I’ve been on holidays and after the airport delays, the chaos of Christmas with my family and some downtime at the beach for New Years I’ve finally had a chance to reflect on what I want to do in 2020.
There’s definitely a theme of reflection in the goals I’ve set, and it’s probably because 2019 was a bit of a blur. I’ve also included some tangible goals to verify how I achieve a resolution (a habit from the new team I’ve been working with).
Re-evaluate my relationship with social media
Twitter has been my primary social network for many years, and I felt that 2019 was a point where I started to noticeably feel that I didn’t get value from the platform relative to the time spent there.
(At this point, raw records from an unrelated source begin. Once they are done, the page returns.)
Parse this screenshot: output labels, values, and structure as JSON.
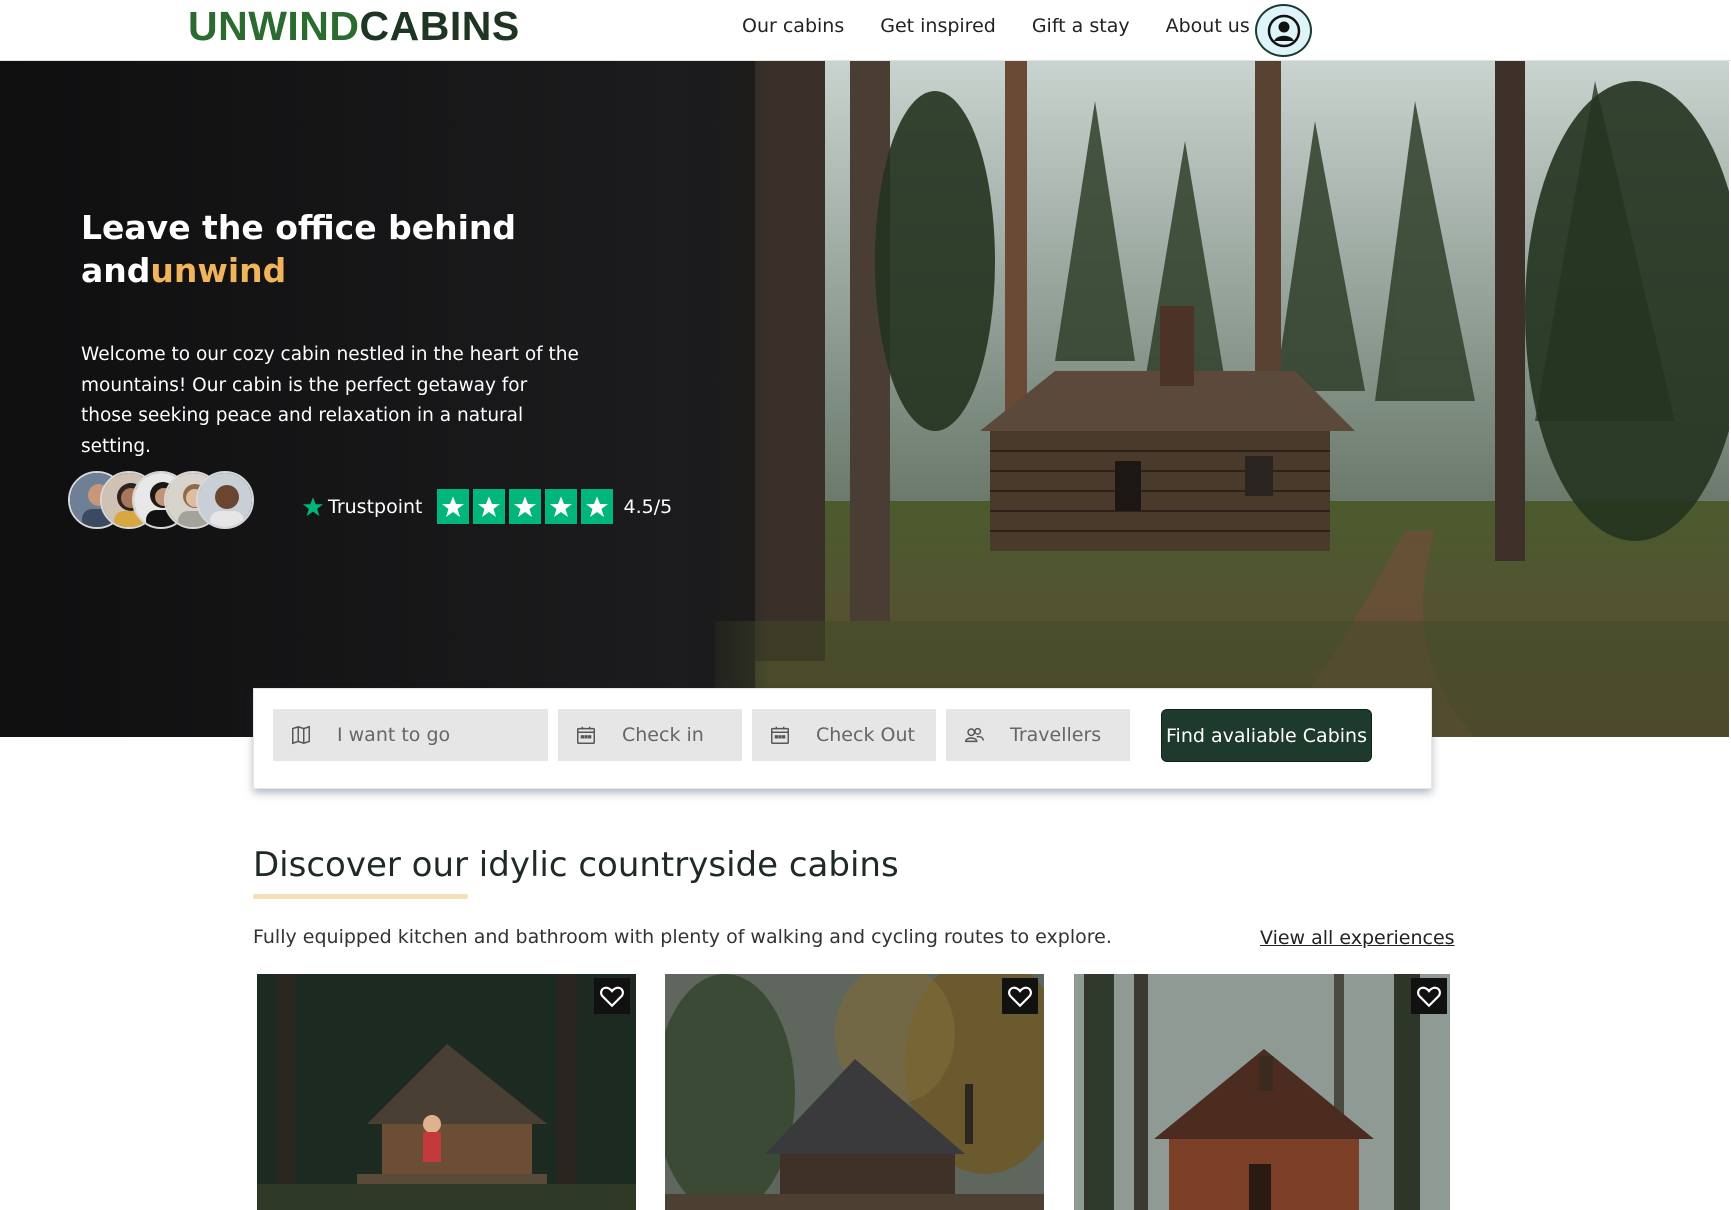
{
  "brand": {
    "part1": "UNWIND",
    "part2": "CABINS",
    "color_primary": "#2c6b2f",
    "color_dark": "#1f3524"
  },
  "nav": {
    "links": [
      "Our cabins",
      "Get inspired",
      "Gift a stay",
      "About us"
    ],
    "account_icon": "user-circle-icon"
  },
  "hero": {
    "title_line1": "Leave the office behind",
    "title_line2_a": "and",
    "title_line2_b": "unwind",
    "accent_color": "#f0b45a",
    "description": "Welcome to our cozy cabin nestled in the heart of the mountains! Our cabin is the perfect getaway for those seeking peace and relaxation in a natural setting.",
    "trust_label": "Trustpoint",
    "rating": "4.5/5",
    "stars": 5,
    "star_color": "#00b67a"
  },
  "search": {
    "destination_placeholder": "I want to go",
    "checkin_placeholder": "Check in",
    "checkout_placeholder": "Check Out",
    "travellers_placeholder": "Travellers",
    "submit_label": "Find avaliable Cabins"
  },
  "discover": {
    "title": "Discover our idylic countryside cabins",
    "subtitle": "Fully equipped kitchen and bathroom with plenty of walking and cycling routes to explore.",
    "view_all": "View all experiences",
    "cards": [
      {
        "icon": "heart-icon"
      },
      {
        "icon": "heart-icon"
      },
      {
        "icon": "heart-icon"
      }
    ]
  }
}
I thought about just burning my account to the ground a couple of time last year, but without an alternative way to keep in touch with friends I’ve accumlated there I paused that idea.
I disabled notifications on my phone for most of my apps a few years ago (that’s a rant for another time) to reduce distractions, which helped greatly back then, but I’m going to experiment with two changes to how I use Twitter to see how it affects my habits:
- email notification for DM and notification only
- remove the Twitter app from my phone
I’m also on Facebook and Instagram but those are not my primary hangouts. I keep them around to keep in contact with specific people. If they were easily accessible elsewhere, my need to use them would be significantly reduced.
Success criteria: a better understanding of whether I need Twitter/Facebook/Instagram at all, whether I can move to alternatives and keep in touch with those I care about, or clarity over how much time I can waste there.
Write More Often
Related to the previous point, I often use Twitter as an ephermeral channel for things that could be blog posts. I’ve also set my Twitter account to delete old messages, so I really shouldn’t put anything important up there.
I did make a start on some new posts in 2019 around side projects, a couple of which were published, but most of them sit in the drafts because they were too long and needed editing work.
I think by breaking big posts down into series and publishing early work (even if it’s a bit rough) should help with getting into the habit. I switched this site over to use Hugo and have barely scratched the surface of what it’s capable of, so I should try and bend it to my will here about authoring and publishing content.
Success criteria: 20 new posts somewhere on this site (does this count as the first one?)
Maintain the Bullet Journal habit
I wasn’t happy with how I was organizing myself last year, and felt there was a gap between calendars, emails and notes that could be used. I’d heard about the Bullet Journal project years ago and have been craving some excuses for pen-and-paper work, so I pored over the material to understand more.
In July I’d setup a new book for BuJo (as the cool kids say) and stuck to journalling for a couple of months, but I had troubles keeping disciplined as I’d leave it in my bag or forget to keep it up-to-date. One attempt to “backfill” in September to catch up helped a bit, but then I fell away again a couple of weeks after and didn’t bother again.
I’ve definitely missed having it around to fill in regularly and refer back to later, especially with the end of year being busier. I think declaring “bankruptcy”, finding some new pens to use and restarting with a bit more discipline will help.
Success criteria: a completed Moleskine book or 12 months of Bullet Journal activity, whichever comes first.
Re-evaluate my relationship with open source
My work situation suddenly changed in the middle of the year in a way that affected my time available for open source contributons. I moved away from being active in the Electron ecosystem to focus on some internal engineering projects at GitHub, which was a lot of fun but many days full of meetings meant that evenings were not spent on anything computer-related, which was great to keep that work-life balance healthy.
The downside of this is that several open source projects - that are either solely maintained by me, or I’m a significant contributor to - have been neglected.
I’ve been involved with open source in various forms for years, so the ebbs and flows of things are familiar to me, but this situation feels different because I don’t miss the grunt work of maintaining projects, and my day work involves different technologies - so I don’t have bandwidth with.
Success criteria: clarity about my relationship with open source, and leaving the current projects in a better state than they were at the start of the year.
Build some silly things
Having said all that, with learning Ruby on Rails I have enjoyed building some
silly things along the way to show I understand the concepts and tackle some
real-life problems I have. An example of this is
shiftkey/webhooks which consumes webhook events from GitHub and does some work that I would
previously do manually.
Success criteria: two new projects live on Heroku and in use that leverage Ruby and do something useful to me.